Associations Between Physical Pain, Pain Management, and Frequency of Nonmedical Prescription Opioid Use Among Young Adults: A Sex-specific Analysis
OBJECTIVES: We sought to determine sex-specific associations between experiences of physical pain, pain management, and frequency of nonmedical prescription opioid (NMPO) use among young adults.
METHODS: Among participants enrolled in the Rhode Island Young Adult Prescription Drug Study, we identified associations between physical pain in the past 6 months, pain history, pain management, polysubstance use, and weekly NMPO use. In sex-specific models, independent correlates of weekly NMPO use were identified via modified stepwise Poisson regression.
RESULTS: Of 199 participants, the mean age was 24.6, and 65.3% were male. The racial composition was 16.6% black, 60.8% white, and 22.1% mixed or other race. A total of 119 (59.8%) participants reported weekly or greater NMPO use. The majority of male (86.2%) and female (84.1%) participants reported ever experiencing severe pain. A majority of males (72.3%) and females (81.2%) reported that they engaged in NMPO use to treat their physical pain, and one-quarter (26.9%) of males and one-third (36.2%) of females had been denied a prescription from a doctor to treat severe pain. Among males, frequent NMPO use was independently associated with white race (P < 0.001) and reporting greater physical pain (P = 0.002). Among females, older age (P = 0.002) and monthly or greater nonmedical benzodiazepine use (P = 0.001) were independently associated with weekly NMPO use.
CONCLUSIONS: Among young men in Rhode Island, physical pain may be related to frequent NMPO use.

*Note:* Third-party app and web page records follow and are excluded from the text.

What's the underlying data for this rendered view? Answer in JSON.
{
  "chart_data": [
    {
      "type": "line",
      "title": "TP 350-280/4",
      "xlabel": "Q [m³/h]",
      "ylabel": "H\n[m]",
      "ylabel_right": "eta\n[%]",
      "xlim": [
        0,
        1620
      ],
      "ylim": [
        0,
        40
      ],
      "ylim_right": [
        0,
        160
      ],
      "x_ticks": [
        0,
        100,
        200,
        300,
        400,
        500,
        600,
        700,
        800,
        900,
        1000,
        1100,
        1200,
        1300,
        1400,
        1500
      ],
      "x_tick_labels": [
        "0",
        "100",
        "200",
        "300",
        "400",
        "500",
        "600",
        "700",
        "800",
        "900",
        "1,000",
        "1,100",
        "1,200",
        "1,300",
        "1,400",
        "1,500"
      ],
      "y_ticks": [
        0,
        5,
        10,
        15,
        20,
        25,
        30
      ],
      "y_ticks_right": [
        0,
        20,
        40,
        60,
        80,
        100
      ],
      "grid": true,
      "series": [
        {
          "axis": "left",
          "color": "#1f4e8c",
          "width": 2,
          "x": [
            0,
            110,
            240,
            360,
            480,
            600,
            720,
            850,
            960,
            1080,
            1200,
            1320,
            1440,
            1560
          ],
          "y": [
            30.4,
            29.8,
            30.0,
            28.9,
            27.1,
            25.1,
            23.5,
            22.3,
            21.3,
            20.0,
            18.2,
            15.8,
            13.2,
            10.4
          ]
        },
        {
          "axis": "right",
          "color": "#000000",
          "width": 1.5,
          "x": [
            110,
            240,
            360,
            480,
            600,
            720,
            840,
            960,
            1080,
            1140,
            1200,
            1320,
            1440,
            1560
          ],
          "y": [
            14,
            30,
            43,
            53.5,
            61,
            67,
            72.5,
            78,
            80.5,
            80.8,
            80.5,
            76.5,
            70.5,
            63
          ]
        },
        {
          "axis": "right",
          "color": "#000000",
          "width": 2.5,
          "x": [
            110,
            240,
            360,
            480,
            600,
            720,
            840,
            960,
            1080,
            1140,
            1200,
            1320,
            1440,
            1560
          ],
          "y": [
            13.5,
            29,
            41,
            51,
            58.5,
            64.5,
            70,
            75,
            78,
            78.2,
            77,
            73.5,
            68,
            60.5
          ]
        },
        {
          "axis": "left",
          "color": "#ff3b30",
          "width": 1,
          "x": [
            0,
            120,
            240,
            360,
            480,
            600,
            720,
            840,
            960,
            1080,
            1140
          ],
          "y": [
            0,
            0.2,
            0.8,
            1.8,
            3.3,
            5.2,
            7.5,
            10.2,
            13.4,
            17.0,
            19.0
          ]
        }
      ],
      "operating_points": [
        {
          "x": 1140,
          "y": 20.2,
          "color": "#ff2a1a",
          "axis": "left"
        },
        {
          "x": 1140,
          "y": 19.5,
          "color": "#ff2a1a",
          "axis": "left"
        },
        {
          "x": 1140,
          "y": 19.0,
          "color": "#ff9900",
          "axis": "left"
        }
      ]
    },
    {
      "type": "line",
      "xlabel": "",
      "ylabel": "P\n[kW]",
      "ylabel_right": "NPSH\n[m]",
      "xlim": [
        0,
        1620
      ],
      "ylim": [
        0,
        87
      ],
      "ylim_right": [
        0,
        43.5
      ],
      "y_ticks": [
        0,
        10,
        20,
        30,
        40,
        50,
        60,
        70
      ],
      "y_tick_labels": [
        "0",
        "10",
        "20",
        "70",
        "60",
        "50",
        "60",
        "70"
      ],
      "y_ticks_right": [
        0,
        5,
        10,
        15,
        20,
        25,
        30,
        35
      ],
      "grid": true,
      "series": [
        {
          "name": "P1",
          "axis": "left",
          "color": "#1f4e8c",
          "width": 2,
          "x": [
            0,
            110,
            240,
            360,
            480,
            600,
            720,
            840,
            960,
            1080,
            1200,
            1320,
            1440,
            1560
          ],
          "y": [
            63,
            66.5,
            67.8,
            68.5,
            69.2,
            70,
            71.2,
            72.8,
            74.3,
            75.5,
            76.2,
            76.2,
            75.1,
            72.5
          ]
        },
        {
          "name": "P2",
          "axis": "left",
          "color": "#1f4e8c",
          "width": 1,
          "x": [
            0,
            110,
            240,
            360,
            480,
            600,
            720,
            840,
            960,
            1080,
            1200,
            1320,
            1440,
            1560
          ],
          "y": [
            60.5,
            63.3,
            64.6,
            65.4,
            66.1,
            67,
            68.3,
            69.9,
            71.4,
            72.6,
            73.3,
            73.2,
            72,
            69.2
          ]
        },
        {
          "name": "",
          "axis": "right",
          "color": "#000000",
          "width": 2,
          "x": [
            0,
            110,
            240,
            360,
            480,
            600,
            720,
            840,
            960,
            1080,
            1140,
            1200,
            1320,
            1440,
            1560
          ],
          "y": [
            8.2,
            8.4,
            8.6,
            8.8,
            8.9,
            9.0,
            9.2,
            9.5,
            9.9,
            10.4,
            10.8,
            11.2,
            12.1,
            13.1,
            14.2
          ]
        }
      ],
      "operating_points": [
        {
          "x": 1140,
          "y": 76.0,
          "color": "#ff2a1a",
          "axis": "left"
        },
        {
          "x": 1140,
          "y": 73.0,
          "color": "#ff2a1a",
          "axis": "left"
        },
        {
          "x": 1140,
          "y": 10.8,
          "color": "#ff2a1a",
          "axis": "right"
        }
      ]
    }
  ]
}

More research is needed to identify sex-specific, pain-related factors that are linked with NMPO use to improve harm reduction and pain management interventions.